*** Opening Task input ***

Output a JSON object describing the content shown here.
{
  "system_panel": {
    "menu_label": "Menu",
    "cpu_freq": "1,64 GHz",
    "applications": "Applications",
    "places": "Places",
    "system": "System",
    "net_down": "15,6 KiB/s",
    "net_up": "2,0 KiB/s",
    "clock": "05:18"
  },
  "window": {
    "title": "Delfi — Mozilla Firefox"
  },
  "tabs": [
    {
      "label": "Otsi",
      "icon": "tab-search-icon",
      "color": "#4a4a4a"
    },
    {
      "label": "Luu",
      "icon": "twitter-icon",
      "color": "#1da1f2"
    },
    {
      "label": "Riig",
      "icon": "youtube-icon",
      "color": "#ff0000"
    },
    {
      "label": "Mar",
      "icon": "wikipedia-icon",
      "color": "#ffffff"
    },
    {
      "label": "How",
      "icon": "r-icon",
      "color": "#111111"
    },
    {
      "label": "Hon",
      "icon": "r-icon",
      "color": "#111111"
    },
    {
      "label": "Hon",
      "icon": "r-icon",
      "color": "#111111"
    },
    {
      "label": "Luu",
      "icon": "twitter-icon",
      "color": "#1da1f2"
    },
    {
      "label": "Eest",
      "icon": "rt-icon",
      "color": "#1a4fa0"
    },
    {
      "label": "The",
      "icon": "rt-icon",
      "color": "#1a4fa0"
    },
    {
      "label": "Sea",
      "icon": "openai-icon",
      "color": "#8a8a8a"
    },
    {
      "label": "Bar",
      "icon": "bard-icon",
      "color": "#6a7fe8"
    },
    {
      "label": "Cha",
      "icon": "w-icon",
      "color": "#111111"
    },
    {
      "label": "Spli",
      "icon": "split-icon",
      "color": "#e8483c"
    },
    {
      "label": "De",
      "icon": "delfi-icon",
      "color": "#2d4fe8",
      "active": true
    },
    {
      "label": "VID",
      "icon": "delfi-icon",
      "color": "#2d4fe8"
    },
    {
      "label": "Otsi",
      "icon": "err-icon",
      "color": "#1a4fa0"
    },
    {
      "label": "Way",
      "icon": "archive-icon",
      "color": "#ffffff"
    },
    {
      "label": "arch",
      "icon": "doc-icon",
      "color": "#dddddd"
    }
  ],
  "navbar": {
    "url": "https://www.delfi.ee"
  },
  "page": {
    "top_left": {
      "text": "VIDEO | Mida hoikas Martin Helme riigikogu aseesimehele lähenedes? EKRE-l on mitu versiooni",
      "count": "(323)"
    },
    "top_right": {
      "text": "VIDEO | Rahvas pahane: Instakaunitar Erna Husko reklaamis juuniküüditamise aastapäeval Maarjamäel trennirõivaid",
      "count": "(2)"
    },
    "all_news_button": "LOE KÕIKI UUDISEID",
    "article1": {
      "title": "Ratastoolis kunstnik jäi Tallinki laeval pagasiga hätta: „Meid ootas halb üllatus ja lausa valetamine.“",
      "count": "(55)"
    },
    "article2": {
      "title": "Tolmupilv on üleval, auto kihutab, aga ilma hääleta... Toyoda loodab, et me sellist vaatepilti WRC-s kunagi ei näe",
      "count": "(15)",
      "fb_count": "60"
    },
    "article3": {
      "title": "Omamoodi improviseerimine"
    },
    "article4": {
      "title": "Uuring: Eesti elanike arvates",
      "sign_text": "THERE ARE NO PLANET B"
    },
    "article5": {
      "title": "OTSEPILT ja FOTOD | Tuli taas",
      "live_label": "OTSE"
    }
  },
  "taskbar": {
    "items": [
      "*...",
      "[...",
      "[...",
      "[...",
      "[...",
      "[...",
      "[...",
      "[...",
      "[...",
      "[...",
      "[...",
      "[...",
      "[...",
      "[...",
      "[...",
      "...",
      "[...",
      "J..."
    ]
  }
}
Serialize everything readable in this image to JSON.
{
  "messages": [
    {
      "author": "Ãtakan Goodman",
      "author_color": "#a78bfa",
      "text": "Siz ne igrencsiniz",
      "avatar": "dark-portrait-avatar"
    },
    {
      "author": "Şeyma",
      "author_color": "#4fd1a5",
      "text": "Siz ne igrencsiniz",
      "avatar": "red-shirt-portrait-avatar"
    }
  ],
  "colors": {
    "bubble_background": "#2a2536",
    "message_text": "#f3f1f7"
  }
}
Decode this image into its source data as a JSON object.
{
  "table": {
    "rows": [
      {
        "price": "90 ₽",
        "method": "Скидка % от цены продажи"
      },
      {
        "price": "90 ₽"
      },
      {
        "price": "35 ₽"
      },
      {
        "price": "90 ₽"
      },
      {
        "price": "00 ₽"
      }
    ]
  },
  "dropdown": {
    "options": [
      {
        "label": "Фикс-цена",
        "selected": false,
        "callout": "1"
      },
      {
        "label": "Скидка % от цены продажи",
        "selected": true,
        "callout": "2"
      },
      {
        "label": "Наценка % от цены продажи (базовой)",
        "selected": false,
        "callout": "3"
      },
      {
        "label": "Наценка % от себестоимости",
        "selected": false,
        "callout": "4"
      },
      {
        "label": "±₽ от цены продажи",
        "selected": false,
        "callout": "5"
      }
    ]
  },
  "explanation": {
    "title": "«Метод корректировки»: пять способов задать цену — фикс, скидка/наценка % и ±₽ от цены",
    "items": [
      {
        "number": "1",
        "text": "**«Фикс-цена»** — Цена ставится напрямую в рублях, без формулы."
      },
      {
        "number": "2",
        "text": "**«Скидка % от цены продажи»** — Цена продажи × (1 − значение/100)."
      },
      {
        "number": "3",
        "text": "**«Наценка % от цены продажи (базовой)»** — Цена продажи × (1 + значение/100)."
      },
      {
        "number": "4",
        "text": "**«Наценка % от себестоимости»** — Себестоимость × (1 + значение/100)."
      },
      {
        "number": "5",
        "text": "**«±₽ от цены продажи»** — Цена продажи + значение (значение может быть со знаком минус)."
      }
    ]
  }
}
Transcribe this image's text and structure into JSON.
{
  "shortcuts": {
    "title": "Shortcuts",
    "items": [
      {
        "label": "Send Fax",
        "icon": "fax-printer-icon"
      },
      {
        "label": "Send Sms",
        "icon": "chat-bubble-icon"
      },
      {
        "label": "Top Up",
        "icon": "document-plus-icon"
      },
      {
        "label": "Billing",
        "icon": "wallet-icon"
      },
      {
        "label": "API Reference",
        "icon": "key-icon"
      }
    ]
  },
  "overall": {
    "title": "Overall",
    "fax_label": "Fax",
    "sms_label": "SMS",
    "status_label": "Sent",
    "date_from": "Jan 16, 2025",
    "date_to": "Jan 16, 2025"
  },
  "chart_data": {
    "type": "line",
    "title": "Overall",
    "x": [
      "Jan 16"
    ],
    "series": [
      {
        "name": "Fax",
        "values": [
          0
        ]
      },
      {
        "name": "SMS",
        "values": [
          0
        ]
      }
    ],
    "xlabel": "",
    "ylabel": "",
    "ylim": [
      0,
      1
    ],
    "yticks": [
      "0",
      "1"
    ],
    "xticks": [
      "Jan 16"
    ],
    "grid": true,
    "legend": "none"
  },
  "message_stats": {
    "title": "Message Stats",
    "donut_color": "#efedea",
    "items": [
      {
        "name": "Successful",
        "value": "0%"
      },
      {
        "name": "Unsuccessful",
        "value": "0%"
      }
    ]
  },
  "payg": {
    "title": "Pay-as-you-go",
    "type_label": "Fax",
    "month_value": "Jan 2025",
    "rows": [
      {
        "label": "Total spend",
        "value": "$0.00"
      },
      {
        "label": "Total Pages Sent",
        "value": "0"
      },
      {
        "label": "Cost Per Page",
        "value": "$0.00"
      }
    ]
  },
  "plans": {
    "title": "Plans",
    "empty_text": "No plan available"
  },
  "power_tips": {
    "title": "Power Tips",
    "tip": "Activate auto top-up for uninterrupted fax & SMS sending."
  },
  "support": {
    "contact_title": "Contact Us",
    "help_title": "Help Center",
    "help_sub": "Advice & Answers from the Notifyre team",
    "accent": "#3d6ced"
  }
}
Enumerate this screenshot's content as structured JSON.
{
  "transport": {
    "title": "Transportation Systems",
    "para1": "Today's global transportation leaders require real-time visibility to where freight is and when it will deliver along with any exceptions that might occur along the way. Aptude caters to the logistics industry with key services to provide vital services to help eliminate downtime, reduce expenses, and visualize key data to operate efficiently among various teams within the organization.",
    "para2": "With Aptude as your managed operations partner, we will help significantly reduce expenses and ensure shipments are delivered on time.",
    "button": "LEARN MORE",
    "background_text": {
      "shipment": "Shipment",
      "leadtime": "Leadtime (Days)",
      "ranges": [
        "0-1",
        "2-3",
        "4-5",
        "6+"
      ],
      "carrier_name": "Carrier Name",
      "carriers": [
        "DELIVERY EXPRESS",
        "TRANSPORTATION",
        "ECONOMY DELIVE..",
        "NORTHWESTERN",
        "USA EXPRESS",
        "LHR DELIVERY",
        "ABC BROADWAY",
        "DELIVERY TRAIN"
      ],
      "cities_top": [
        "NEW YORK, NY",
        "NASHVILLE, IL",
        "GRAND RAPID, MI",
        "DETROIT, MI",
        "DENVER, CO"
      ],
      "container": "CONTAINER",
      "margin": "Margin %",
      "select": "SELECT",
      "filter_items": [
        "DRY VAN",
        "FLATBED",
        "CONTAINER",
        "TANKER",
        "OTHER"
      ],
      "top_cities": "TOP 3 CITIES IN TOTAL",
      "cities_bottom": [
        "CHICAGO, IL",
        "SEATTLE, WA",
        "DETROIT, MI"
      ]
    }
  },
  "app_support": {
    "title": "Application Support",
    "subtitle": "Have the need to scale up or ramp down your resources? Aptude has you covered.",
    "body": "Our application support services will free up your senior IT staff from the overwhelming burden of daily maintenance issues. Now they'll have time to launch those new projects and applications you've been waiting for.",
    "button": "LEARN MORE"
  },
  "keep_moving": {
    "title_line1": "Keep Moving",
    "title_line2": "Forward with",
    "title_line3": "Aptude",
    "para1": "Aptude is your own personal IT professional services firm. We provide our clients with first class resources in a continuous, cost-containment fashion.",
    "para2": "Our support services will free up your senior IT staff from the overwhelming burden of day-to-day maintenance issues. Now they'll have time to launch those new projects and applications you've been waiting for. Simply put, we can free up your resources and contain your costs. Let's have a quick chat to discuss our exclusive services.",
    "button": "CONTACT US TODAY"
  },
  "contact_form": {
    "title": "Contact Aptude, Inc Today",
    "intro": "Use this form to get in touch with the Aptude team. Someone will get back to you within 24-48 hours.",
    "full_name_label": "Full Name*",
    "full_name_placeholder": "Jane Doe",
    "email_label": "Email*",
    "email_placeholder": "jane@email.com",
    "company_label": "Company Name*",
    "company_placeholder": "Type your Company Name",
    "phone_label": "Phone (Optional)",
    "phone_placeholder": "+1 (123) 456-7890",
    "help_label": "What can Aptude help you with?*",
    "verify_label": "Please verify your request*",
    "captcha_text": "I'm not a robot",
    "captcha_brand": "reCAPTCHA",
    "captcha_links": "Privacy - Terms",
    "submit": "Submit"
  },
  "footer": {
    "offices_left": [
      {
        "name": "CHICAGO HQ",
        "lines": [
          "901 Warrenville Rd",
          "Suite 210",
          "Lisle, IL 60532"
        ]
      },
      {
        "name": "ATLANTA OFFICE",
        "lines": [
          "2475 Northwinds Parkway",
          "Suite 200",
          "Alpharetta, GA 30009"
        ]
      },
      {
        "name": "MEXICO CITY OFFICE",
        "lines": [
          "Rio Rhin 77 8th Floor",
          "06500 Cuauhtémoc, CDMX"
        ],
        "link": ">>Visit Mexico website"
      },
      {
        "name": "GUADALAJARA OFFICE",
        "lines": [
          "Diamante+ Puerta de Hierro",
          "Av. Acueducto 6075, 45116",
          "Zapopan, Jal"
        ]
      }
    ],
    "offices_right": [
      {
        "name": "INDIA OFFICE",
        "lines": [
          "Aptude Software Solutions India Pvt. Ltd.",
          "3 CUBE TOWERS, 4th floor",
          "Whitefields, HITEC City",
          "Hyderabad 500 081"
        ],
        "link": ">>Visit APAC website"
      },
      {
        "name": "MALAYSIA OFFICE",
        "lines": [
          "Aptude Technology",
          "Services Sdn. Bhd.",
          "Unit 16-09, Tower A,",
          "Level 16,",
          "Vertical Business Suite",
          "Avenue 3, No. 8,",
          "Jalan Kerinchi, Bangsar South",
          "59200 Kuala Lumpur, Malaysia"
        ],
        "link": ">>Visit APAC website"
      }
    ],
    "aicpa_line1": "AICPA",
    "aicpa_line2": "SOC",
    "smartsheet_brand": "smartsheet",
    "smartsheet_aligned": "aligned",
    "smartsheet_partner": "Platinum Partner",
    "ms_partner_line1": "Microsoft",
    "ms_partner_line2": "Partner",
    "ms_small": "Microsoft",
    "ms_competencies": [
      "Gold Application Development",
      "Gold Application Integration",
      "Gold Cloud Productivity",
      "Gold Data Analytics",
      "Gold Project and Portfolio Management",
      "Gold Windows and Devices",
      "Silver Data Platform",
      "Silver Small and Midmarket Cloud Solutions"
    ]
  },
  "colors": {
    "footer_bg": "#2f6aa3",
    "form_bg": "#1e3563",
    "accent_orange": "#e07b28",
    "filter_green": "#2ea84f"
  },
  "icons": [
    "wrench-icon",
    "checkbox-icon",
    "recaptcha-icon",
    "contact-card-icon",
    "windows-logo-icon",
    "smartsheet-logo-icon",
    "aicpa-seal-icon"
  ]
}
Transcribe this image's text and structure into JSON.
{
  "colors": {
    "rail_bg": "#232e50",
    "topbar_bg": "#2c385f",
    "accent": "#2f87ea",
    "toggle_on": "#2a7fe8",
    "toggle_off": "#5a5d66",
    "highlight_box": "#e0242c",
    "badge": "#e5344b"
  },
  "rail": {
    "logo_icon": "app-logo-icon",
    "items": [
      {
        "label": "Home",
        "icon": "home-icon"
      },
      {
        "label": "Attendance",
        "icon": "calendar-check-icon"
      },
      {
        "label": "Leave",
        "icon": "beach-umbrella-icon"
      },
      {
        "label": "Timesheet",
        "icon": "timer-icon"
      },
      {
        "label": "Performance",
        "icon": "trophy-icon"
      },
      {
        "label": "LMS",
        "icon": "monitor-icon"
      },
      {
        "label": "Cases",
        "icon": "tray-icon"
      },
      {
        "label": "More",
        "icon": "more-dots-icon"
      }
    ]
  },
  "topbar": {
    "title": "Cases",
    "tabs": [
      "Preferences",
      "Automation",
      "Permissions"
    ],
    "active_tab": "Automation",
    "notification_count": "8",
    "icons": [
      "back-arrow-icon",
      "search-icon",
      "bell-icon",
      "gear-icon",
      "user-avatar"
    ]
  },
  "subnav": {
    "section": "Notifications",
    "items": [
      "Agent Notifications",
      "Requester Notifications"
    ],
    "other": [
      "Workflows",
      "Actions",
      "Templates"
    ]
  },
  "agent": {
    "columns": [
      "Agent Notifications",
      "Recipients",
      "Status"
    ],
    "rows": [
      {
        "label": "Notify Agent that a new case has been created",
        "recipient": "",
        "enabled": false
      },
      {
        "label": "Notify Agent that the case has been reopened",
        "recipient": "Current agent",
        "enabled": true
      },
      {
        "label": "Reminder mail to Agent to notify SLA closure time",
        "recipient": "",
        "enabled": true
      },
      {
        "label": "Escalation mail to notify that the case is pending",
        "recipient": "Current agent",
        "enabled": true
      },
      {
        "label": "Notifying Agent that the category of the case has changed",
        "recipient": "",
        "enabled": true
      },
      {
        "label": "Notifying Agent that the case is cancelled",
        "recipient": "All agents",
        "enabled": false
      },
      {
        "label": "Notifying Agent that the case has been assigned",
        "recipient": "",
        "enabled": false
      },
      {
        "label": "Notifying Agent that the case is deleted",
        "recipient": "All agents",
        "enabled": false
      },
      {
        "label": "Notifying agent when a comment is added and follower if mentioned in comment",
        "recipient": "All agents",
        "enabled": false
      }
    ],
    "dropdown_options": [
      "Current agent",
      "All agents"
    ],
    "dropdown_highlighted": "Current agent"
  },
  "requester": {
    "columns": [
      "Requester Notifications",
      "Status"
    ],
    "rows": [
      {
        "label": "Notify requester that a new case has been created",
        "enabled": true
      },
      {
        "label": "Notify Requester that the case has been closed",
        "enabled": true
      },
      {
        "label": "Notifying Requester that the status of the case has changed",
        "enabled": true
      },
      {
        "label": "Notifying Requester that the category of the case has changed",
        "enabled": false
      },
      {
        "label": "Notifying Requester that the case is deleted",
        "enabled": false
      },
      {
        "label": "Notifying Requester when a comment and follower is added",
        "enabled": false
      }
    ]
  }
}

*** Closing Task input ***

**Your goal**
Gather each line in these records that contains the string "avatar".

**Task solution**
      "avatar": "dark-portrait-avatar"
      "avatar": "red-shirt-portrait-avatar"
      "user-avatar"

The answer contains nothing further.